Data entries:
● ● ● ●

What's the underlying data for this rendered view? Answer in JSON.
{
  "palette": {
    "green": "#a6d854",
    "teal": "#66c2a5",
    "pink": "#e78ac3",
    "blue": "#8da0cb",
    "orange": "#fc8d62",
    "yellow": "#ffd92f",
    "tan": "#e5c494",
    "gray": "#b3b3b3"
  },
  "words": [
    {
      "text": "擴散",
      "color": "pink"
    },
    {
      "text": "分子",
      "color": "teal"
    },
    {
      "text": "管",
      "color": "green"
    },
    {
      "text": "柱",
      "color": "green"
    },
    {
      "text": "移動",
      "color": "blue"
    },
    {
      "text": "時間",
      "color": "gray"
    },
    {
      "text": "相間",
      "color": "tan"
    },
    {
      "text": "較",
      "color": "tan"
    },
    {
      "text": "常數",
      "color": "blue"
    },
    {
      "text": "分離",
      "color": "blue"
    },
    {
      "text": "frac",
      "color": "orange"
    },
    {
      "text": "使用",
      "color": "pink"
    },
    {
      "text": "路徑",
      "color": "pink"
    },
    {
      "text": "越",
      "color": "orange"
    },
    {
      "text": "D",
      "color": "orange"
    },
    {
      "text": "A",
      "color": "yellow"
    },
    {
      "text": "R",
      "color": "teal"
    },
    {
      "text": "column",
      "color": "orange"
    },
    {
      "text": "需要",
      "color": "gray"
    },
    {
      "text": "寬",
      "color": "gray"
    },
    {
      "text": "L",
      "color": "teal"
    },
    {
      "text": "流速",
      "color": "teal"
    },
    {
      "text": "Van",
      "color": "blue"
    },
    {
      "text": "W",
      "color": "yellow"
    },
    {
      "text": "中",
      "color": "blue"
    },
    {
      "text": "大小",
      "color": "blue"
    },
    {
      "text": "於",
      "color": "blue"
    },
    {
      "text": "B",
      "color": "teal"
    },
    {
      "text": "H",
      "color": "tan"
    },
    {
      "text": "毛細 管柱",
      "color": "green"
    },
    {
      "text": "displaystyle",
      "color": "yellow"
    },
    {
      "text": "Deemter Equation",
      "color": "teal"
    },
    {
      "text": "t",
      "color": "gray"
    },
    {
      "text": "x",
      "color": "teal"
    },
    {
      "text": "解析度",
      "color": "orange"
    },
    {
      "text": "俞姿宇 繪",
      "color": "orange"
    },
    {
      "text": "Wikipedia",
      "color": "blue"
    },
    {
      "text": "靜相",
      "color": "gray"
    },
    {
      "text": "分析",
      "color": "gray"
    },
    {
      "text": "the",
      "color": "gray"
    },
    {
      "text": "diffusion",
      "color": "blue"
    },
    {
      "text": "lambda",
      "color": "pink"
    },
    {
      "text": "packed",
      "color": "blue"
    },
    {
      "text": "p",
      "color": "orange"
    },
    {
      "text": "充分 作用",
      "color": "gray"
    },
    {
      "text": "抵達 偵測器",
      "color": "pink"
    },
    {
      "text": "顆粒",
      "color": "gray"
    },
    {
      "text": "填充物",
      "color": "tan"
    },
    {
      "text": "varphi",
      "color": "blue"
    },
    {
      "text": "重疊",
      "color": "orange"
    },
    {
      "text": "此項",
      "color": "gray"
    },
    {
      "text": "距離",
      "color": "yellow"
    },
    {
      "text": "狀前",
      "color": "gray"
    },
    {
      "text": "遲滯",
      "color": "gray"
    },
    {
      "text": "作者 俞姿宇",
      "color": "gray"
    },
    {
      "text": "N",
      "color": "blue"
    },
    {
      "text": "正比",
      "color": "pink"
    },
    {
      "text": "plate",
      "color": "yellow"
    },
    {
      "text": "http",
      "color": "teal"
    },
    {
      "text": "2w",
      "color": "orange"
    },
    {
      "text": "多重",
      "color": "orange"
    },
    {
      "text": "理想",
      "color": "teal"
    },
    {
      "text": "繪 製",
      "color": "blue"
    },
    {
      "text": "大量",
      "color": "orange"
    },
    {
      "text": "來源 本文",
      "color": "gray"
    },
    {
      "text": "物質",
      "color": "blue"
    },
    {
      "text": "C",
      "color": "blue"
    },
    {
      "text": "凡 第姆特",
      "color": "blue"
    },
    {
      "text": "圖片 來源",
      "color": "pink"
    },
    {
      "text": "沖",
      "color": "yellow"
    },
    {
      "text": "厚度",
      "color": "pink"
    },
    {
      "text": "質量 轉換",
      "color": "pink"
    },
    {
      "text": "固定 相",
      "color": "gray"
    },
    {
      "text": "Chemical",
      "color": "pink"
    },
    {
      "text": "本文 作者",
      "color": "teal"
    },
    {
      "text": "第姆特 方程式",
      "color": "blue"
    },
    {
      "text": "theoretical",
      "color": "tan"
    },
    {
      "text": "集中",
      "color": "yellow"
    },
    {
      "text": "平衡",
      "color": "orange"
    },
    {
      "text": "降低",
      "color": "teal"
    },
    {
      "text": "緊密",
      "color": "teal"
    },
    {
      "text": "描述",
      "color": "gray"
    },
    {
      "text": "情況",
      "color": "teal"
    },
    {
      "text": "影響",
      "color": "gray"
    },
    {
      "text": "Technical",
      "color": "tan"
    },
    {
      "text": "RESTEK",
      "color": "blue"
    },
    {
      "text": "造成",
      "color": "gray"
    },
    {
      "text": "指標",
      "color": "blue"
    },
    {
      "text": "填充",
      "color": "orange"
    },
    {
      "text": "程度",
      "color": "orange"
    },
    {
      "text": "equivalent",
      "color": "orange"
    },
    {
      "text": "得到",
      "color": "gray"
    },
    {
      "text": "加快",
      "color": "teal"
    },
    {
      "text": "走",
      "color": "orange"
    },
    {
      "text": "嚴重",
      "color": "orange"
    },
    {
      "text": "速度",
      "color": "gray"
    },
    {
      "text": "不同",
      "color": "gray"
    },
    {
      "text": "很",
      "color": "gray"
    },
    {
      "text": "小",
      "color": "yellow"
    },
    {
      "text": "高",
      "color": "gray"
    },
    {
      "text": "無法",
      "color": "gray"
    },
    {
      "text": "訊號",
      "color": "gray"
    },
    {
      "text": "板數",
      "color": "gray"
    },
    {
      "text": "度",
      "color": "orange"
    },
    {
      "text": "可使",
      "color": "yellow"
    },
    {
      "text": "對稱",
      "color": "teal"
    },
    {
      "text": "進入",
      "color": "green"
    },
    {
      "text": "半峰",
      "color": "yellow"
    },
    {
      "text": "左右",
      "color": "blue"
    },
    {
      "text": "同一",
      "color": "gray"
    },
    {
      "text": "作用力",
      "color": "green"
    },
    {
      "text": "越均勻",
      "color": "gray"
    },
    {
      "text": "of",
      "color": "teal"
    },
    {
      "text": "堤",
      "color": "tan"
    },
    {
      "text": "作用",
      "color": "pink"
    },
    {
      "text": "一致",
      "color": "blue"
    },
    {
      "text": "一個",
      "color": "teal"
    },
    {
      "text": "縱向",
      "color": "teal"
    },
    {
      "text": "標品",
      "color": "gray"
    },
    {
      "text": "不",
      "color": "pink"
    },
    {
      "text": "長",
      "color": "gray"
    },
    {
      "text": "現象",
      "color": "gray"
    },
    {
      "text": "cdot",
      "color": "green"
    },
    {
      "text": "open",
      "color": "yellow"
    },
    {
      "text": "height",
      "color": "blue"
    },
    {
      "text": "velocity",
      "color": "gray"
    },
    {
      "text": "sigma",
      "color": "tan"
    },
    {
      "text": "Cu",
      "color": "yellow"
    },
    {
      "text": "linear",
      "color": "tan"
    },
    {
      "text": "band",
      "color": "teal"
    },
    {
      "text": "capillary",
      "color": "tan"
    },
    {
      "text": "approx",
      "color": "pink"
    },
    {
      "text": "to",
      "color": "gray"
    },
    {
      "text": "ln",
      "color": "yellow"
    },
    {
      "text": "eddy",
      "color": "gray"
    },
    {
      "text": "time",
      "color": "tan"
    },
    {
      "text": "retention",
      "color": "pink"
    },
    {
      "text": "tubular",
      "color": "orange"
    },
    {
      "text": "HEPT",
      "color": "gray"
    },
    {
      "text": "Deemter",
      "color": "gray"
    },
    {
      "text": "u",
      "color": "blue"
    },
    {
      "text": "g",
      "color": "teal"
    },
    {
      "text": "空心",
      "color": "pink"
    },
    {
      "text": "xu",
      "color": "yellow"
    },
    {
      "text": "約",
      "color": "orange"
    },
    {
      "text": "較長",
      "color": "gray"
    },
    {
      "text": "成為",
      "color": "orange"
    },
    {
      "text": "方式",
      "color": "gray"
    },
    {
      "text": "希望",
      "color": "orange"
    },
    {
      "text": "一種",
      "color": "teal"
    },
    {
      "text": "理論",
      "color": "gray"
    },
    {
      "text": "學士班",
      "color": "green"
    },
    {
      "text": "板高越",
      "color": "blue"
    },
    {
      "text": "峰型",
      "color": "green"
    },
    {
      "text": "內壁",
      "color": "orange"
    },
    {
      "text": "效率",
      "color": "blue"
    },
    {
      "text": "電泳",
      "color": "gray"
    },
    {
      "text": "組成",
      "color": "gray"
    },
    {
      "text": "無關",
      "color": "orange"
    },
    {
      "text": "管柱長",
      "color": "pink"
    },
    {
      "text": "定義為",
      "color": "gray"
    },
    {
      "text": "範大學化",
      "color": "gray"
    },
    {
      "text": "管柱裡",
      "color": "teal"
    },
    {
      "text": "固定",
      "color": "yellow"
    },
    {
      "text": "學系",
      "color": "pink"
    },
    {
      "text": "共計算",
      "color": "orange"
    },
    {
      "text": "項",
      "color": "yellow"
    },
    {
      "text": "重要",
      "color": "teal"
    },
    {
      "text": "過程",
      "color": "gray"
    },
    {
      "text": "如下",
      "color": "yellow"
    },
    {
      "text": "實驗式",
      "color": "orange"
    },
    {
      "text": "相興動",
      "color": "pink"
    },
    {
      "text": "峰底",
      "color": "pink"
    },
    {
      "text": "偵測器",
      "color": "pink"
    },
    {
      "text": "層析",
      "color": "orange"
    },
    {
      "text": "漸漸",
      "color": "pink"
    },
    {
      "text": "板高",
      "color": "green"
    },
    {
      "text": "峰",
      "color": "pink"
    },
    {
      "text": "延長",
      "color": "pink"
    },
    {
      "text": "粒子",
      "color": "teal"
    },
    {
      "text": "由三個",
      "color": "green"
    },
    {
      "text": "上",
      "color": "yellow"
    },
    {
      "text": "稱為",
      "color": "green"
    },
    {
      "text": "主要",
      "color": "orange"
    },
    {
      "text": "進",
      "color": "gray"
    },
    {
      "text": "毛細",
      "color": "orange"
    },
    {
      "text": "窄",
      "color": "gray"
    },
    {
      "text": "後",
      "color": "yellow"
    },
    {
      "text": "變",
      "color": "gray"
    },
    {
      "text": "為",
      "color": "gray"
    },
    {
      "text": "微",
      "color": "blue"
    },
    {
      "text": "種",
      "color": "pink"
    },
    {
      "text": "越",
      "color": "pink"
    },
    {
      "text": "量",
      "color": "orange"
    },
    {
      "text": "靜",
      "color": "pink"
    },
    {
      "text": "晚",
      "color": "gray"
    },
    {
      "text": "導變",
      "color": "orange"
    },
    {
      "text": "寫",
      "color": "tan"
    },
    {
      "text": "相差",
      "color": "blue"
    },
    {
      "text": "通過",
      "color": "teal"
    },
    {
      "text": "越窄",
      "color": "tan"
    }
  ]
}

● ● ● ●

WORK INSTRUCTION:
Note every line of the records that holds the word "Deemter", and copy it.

SOLUTION FOR THIS TASK:
      "text": "Deemter Equation",
      "text": "Deemter",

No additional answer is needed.